I was tempted to use that old essay title used by many of us on return to school after any holiday break – “What I did on Holiday”. In a sense this was a very special holiday in many ways.  I had watch my partner battle her cancer, facing decisions on treatment and her battle to regain strength.  At the start of 2016 we planned this holiday and we had set three objects to attain:

  1. Travel on Strathspey Railway
  2. See Dolphins
  3. See White Tailed Eagle
  4. Enjoy ourselves

We had hired a caravan at Coulmore Bay, North Kessock, Inverness from Val Beales Chalmers.  We hired her smaller caravan before, but this 6 berth was a superb base for our touring around Sutherland etc.

21/08/2016Strathspey Railway:  We boarded the steam hauled train at Aviemore Station.  It was hauled by Ex-LMS 2-6-0 Class 2MT no. 46512 “E. V. Cooper, Engineer” for our return trip to Broomhill. (Click here on image right to view album).  We arrived at the caravan unpacked and had dinner.  The journey had tired out Susan, so a quiet night sitting down at the old ferry dock in North Kessock.

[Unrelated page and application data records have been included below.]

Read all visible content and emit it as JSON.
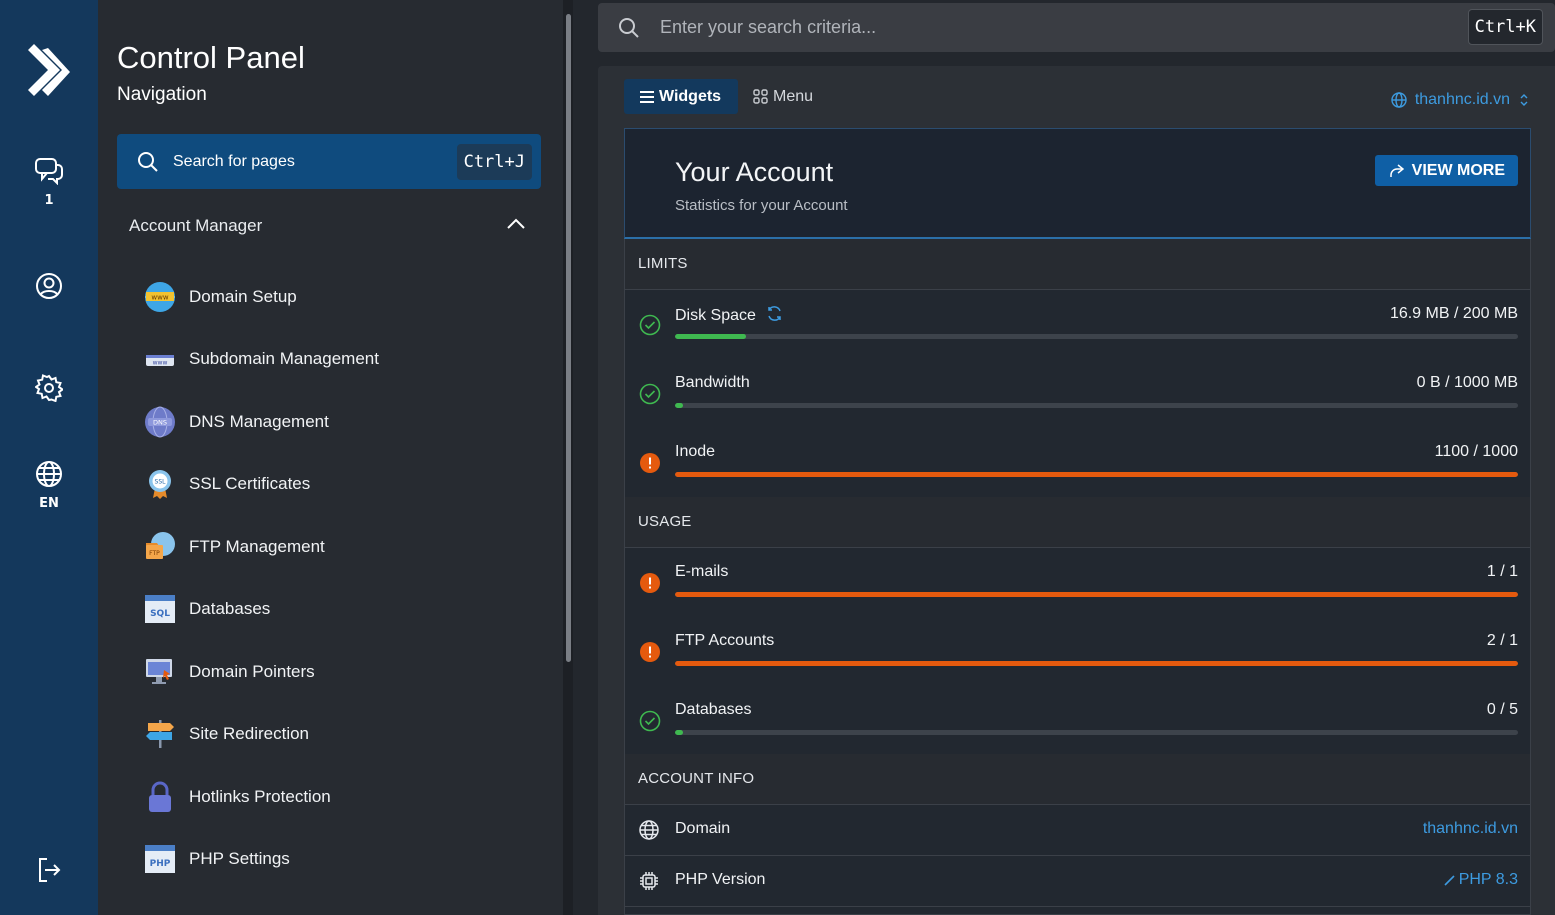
{
  "rail": {
    "chat_badge": "1",
    "language": "EN"
  },
  "sidebar": {
    "title": "Control Panel",
    "subtitle": "Navigation",
    "search_label": "Search for pages",
    "search_shortcut": "Ctrl+J",
    "section": "Account Manager",
    "items": [
      {
        "label": "Domain Setup",
        "icon": "domain-setup-icon"
      },
      {
        "label": "Subdomain Management",
        "icon": "subdomain-icon"
      },
      {
        "label": "DNS Management",
        "icon": "dns-icon"
      },
      {
        "label": "SSL Certificates",
        "icon": "ssl-icon"
      },
      {
        "label": "FTP Management",
        "icon": "ftp-icon"
      },
      {
        "label": "Databases",
        "icon": "sql-icon"
      },
      {
        "label": "Domain Pointers",
        "icon": "domain-pointers-icon"
      },
      {
        "label": "Site Redirection",
        "icon": "signpost-icon"
      },
      {
        "label": "Hotlinks Protection",
        "icon": "lock-icon"
      },
      {
        "label": "PHP Settings",
        "icon": "php-icon"
      }
    ]
  },
  "topsearch": {
    "placeholder": "Enter your search criteria...",
    "shortcut": "Ctrl+K"
  },
  "main": {
    "tab_widgets": "Widgets",
    "tab_menu": "Menu",
    "domain_select": "thanhnc.id.vn",
    "account": {
      "title": "Your Account",
      "subtitle": "Statistics for your Account",
      "view_more": "VIEW MORE"
    },
    "limits_header": "LIMITS",
    "limits": [
      {
        "label": "Disk Space",
        "value": "16.9 MB / 200 MB",
        "fraction": 0.0845,
        "status": "ok"
      },
      {
        "label": "Bandwidth",
        "value": "0 B / 1000 MB",
        "fraction": 0,
        "status": "ok"
      },
      {
        "label": "Inode",
        "value": "1100 / 1000",
        "fraction": 1,
        "status": "warn"
      }
    ],
    "usage_header": "USAGE",
    "usage": [
      {
        "label": "E-mails",
        "value": "1 / 1",
        "fraction": 1,
        "status": "warn"
      },
      {
        "label": "FTP Accounts",
        "value": "2 / 1",
        "fraction": 1,
        "status": "warn"
      },
      {
        "label": "Databases",
        "value": "0 / 5",
        "fraction": 0,
        "status": "ok"
      }
    ],
    "info_header": "ACCOUNT INFO",
    "info": [
      {
        "label": "Domain",
        "value": "thanhnc.id.vn"
      },
      {
        "label": "PHP Version",
        "value": "PHP 8.3"
      }
    ]
  },
  "colors": {
    "ok": "#3fb950",
    "warn": "#e55a0e",
    "accent": "#3d9be0",
    "rail": "#14385c"
  }
}
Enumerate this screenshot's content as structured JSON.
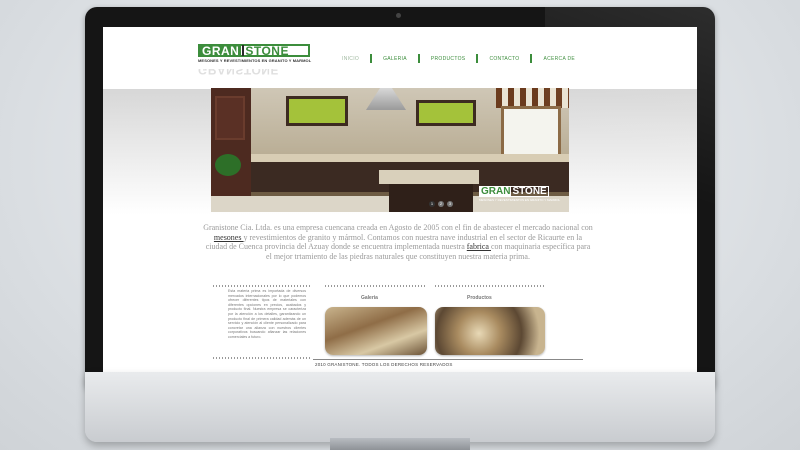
{
  "logo": {
    "part1": "GRAN",
    "part2": "STONE",
    "tagline": "MESONES Y REVESTIMIENTOS EN GRANITO Y MARMOL"
  },
  "nav": {
    "items": [
      "INICIO",
      "GALERIA",
      "PRODUCTOS",
      "CONTACTO",
      "ACERCA DE"
    ],
    "active_index": 0
  },
  "hero": {
    "watermark_part1": "GRAN",
    "watermark_part2": "STONE",
    "slider_pages": [
      "1",
      "2",
      "3"
    ],
    "active_page": 1
  },
  "intro": {
    "t1": "Granistone Cia. Ltda. es una empresa cuencana creada en Agosto de 2005 con el fin de abastecer el mercado nacional con ",
    "link1": "mesones ",
    "t2": "y revestimientos de granito y mármol. Contamos con nuestra nave industrial en el sector de Ricaurte en la ciudad de Cuenca provincia del Azuay donde se encuentra implementada nuestra ",
    "link2": "fabrica ",
    "t3": "con maquinaria específica para el mejor trtamiento de las piedras naturales que constituyen nuestra materia prima."
  },
  "columns": {
    "text": "Esta materia prima es importada de diversos mercados internacionales por lo que podemos ofrecer diferentes tipos de materiales con diferentes opciones en precios, acabados y producto final. Nuestra empresa se caracteriza por la atención a los detalles, garantizando un producto final de primera calidad además de un servicio y atención al cliente personalizado para concretar una alianza con nuestros clientes corporativos buscando afianzar las relaciones comerciales a futuro.",
    "galeria_label": "Galeria",
    "productos_label": "Productos"
  },
  "footer": {
    "text": "2010 GRANISTONE. TODOS LOS DERECHOS RESERVADOS"
  },
  "colors": {
    "brand_green": "#3c8d3c",
    "monitor_bezel": "#151515"
  }
}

Following day 22/08/2016 – Two Castles and A Canal:  An early start of the day saw us heading east towards the Moray Firth in search of Macbeth’s Cawdor Castle. It was not until I entered the basement of the castle did it dawn on me that I had previously been to this castle. We enjoyed a walk around the grounds and garden, alas we could not tackle maze as it was being renovated. From Cawdor we headed east for a long drive to our next historic castle Urquhart. (Urquhart Gallery) This was a tactical error due to the site being a tourist attraction with nearly all the tour busses stopping to drop off their passengers.  In fact it was too much for the both of us – so we cut short our visit and headed for Fort Augustus – see Gallery.

A Special Trip – Orkney: Susan was invited by a drama friend to visit Orkney I was included in the invite.  We were sailing from Gills Bay to St Margaret’s Hope by the first ferry of the day.  We left our caravan at 5 am on a very foggy Monday morning.  I had set up TomTom (SatNav) to give me directions.  Even as I type this I shudder at that drive up via unclassified roads, single track (to me farm tracks) lanes as well as the main roads.  I’ll give the programmers of the SatNav their due – the device got me straight there in less time I would have taken using just the main roads.  Never again I tell you.  I turned left and came face to face with a family of deer fine in clear weather but in fog!.  We did get to Orkney and Susan friends made us welcome and took us round the tourists spots like the Italian Chapel, Skara Bra etc. (Click here or on image at left to view Orkney Gallery)